Ex FIFA President Joao Havelange dies

The President of FIFA from 1974 to 1998, Joao Havelange died in Samaritano Hospital, Rio de Janeiro. He was 100.

FIFA President Gianni Infantino expressed his sympathies: “During his 24 years as FIFA President football became truly global, reaching new territories and bringing the game to all corners of the world. Something the whole football community should be grateful for. I extend my condolences to his family.”

Born in Rio de Janeiro on 8 May 1916 to Belgian immigrants, Jean-Marie Faustin Godefroid de Havelange proved himself to be an exceptional swimmer and represented Brazil at two Olympic Games, competing in the 400m and 1500m freestyle events at Berlin 1936 and forming part of the country’s water polo team at Helsinki 1952.

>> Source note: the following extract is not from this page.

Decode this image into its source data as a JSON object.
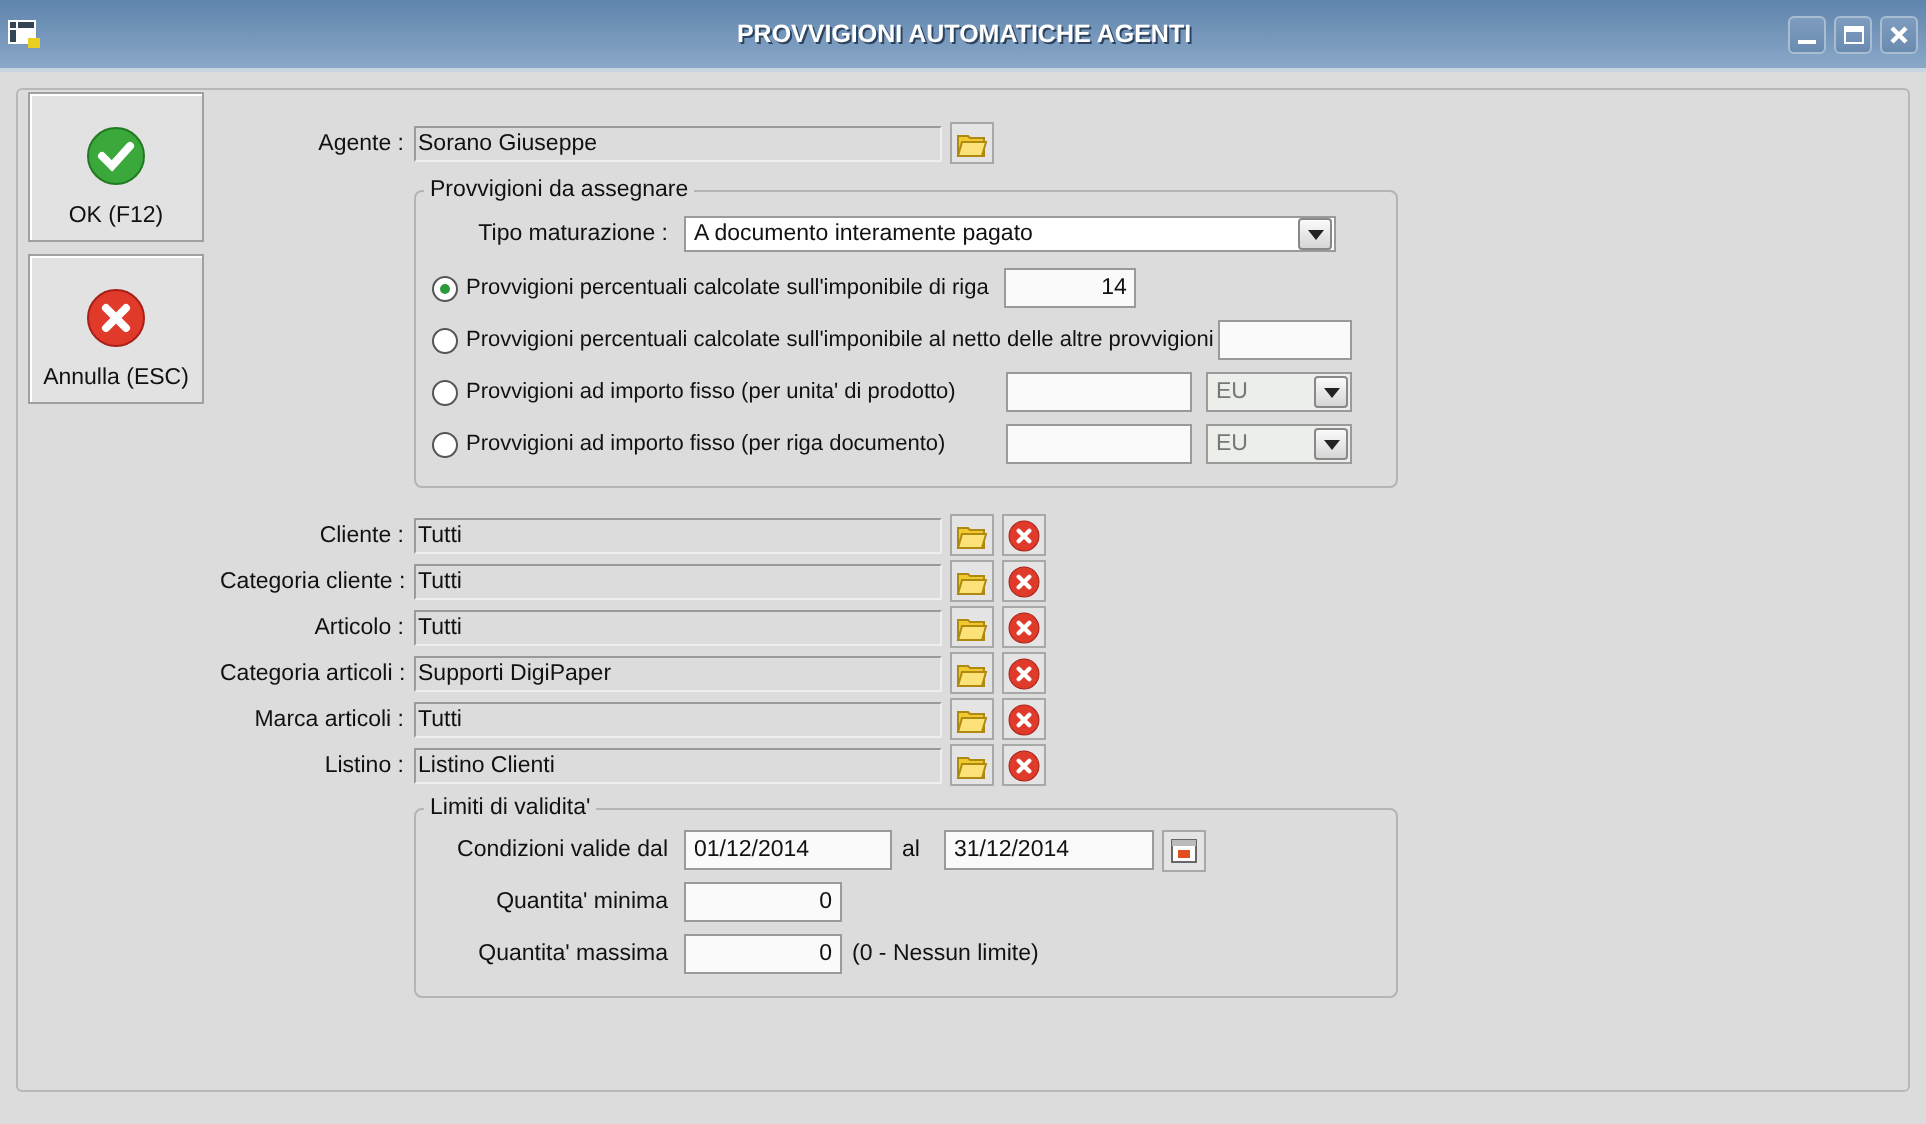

Though he trained as a lawyer, Havelange continued to pursue a career in the world of sport, becoming the head of the Brazilian delegation at the Melbourne Olympics in 1956 and the honorary president of Fluminense Football Club. In 1958, at the age of 42, he was appointed chairman of the Brazilian Sports Association (CBD), which later became the Brazilian Football Association (CBF).

Voted on to the International Olympic Committee in 1963, Havelange was elected President of FIFA on 11 June 1974. During his six terms in office a total of 50 new associations joined the governing body of world football. It was also during his presidency that FIFA organised the inaugural Women’s World Cup in 1991 and the first Futsal, Men’s U-20 and Men’s U-17 World Cups, in 1989, 1977 and 1985 respectively.

Source: http://www.fifa.com

 

 

Advertisements

Leave a Reply

Fill in your details below or click an icon to log in:

WordPress.com Logo

You are commenting using your WordPress.com account. Log Out / Change )

Twitter picture

You are commenting using your Twitter account. Log Out / Change )

Facebook photo

You are commenting using your Facebook account. Log Out / Change )

Google+ photo

You are commenting using your Google+ account. Log Out / Change )

Connecting to %s